At Google's keynote at Mobile World Congress, a member of the press asked the Chairman when Android would be coming to low-cost feature phones. Schmidt immediately answered with, "Why not buy a smartphone?" Schmidt wasn't being crass, he was pointing out that Android keeps reaching into the lower end, in price if not in power. "Last year's $400 phone is next year's $100 phone," said Schmidt, stating that he hopes and expects Android to enter lower and lower markets as it progresses.
A device needs a basic phone (connection), basic screen and basic browser in order to open up web access to its user, all of which rely on at least a decently powerful processor. Schmidt said that Google's OEMs were working on sending Android phones into the $100-150 territory, with the eventual goal of reaching the $70 price point. All these figures are for phones sold independently of carriers, with no contracts and an unlocked connection to mobile networks.

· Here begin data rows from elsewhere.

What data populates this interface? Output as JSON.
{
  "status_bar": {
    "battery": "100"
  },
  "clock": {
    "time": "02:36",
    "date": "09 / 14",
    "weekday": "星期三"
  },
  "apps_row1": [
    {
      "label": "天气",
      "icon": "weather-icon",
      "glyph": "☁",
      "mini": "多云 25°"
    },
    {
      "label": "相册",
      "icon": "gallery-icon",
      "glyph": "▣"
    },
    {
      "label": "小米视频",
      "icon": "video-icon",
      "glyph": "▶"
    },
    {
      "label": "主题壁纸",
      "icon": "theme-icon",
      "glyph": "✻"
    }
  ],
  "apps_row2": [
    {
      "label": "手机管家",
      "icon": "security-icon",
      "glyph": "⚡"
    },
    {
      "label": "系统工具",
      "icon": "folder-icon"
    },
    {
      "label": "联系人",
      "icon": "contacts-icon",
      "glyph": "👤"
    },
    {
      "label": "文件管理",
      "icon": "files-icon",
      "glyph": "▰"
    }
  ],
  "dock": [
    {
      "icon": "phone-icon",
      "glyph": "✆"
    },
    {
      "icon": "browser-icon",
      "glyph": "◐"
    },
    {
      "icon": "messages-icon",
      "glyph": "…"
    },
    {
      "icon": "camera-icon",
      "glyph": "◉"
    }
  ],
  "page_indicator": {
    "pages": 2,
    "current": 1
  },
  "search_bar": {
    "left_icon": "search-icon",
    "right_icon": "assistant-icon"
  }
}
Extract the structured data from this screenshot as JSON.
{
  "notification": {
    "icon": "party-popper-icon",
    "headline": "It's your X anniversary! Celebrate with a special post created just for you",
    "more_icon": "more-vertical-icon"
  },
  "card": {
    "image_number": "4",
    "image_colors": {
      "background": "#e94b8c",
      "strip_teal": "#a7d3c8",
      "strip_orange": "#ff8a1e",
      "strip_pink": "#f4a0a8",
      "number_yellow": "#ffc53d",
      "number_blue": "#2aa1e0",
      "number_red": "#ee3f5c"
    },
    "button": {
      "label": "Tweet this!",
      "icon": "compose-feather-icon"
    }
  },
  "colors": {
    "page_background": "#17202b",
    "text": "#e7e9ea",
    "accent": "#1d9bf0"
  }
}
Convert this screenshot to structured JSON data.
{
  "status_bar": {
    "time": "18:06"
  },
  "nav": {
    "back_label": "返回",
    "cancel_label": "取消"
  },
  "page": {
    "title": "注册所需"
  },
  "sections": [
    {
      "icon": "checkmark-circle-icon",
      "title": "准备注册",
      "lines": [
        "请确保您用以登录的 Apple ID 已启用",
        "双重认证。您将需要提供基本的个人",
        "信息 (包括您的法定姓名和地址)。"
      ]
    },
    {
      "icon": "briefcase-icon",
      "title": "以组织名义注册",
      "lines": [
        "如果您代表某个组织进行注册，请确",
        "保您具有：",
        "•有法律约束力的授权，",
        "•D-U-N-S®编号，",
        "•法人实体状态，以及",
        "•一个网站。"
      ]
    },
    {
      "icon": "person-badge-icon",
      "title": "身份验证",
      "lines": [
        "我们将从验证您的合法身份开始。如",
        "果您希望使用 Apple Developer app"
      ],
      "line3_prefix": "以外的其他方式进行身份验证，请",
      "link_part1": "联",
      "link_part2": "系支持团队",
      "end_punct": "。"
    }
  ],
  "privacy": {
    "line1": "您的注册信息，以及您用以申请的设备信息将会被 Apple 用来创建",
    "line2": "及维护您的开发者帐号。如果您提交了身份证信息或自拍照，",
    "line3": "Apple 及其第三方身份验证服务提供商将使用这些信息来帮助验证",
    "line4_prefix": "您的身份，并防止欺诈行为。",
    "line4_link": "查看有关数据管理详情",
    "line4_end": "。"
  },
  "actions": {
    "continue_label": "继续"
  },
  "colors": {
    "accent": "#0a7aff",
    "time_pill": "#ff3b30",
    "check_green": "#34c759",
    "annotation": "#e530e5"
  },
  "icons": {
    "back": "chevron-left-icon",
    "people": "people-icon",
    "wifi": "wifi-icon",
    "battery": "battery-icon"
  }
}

Not that that's necessary: Schmidt dedicated quite a bit of time to mesh networks, small networks between devices with or without a central connection to the Internet. With local wireless LAN and emerging technology like NFC and Android Beam, combined with electronic access made possible by alternative power, smartphone and tablet technology can change the way that people in isolated locations communicate with each other. Google is focusing on emerging markets in every facet of its Android strategy - not the least of which is getting it to run on cheaper and cheaper hardware.
Schmidt says that Android phones priced competitively with standard phones are coming within the next two years. With networks and end-user devices advancing at a break-neck pace, it's hard to argue with him. While super devices get the press, it's the low end of mobile tech that's breaking down barriers for emerging markets - and Android is a huge and driving part of that.